◆ **Work order**:
Find each line of the entries with the string "RIEPILOGO", please, and copy it.

◆ **Records for the exercise**:
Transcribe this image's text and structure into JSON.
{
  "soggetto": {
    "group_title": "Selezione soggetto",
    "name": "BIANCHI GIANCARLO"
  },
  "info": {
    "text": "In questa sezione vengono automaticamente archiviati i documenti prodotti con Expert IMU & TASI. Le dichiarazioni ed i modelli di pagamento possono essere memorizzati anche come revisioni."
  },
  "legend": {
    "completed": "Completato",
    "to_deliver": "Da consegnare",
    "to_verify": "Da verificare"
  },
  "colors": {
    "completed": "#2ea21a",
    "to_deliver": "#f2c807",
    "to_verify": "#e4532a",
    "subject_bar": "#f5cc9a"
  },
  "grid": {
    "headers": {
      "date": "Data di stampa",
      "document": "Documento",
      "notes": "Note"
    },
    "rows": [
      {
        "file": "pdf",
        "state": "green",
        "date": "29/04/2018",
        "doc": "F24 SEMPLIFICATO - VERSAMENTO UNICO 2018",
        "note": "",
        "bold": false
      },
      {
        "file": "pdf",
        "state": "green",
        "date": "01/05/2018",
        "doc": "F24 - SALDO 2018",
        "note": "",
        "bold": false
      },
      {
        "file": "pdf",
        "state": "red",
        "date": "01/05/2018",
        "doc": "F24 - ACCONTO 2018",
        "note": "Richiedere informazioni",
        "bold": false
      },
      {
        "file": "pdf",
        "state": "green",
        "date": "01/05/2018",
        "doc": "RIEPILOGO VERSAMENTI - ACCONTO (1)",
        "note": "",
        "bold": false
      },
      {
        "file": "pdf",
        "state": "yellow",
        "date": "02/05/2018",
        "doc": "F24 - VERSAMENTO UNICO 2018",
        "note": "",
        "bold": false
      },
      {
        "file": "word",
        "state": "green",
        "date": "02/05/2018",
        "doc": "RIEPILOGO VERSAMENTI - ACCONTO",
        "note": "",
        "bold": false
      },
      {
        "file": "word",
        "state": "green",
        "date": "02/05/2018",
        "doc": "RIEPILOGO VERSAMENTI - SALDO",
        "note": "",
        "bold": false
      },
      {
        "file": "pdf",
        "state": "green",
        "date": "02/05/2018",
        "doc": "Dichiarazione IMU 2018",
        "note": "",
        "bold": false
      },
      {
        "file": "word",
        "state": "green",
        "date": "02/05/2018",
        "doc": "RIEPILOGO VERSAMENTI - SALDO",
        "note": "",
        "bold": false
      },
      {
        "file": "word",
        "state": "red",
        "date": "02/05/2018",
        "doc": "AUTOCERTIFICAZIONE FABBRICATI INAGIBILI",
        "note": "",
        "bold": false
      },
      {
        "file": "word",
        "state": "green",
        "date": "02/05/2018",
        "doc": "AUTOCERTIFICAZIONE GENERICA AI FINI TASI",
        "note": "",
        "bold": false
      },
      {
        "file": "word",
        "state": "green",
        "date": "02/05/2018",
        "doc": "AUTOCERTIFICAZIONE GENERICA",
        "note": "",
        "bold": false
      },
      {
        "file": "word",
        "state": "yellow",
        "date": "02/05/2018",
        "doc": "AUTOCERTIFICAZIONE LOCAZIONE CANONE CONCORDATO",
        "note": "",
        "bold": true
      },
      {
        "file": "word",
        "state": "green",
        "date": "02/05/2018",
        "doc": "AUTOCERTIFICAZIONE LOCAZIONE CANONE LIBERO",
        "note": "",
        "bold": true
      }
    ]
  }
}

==

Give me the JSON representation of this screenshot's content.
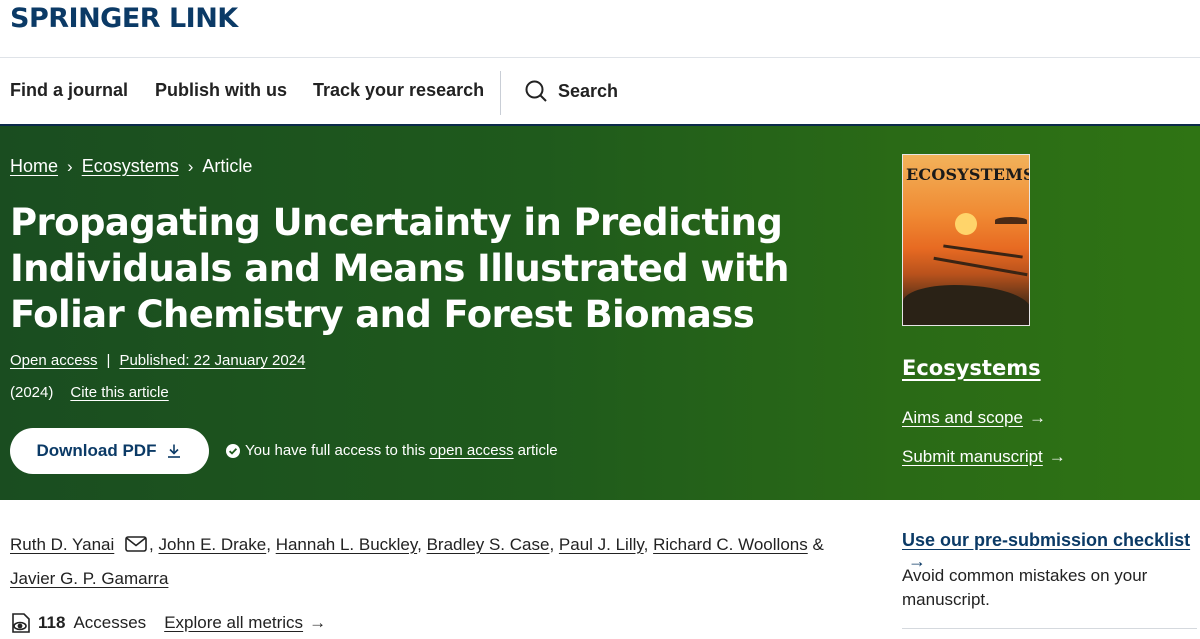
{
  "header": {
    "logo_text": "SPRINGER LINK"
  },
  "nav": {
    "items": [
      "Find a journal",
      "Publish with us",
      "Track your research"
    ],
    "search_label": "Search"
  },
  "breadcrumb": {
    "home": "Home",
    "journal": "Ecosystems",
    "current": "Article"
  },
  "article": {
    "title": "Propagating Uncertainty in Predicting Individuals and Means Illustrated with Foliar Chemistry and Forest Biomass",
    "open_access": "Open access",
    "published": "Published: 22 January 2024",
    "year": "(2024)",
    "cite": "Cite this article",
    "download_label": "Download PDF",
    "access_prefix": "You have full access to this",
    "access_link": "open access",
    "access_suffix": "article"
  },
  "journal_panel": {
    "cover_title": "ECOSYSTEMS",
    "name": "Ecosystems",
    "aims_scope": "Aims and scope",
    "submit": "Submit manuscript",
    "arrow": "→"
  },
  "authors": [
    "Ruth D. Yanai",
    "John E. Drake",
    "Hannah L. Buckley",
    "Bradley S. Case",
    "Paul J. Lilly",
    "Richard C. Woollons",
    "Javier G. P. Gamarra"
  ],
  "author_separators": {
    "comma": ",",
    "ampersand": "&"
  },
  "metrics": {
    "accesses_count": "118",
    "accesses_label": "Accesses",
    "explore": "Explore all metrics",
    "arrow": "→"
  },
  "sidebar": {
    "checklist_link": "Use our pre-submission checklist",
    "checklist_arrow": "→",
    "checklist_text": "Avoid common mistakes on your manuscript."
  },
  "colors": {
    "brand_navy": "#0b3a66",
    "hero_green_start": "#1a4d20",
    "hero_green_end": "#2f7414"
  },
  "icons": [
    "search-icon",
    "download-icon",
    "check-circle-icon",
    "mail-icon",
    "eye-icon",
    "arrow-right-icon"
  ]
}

◆ **Task solution**:
        "doc": "RIEPILOGO VERSAMENTI - ACCONTO (1)",
        "doc": "RIEPILOGO VERSAMENTI - ACCONTO",
        "doc": "RIEPILOGO VERSAMENTI - SALDO",
        "doc": "RIEPILOGO VERSAMENTI - SALDO",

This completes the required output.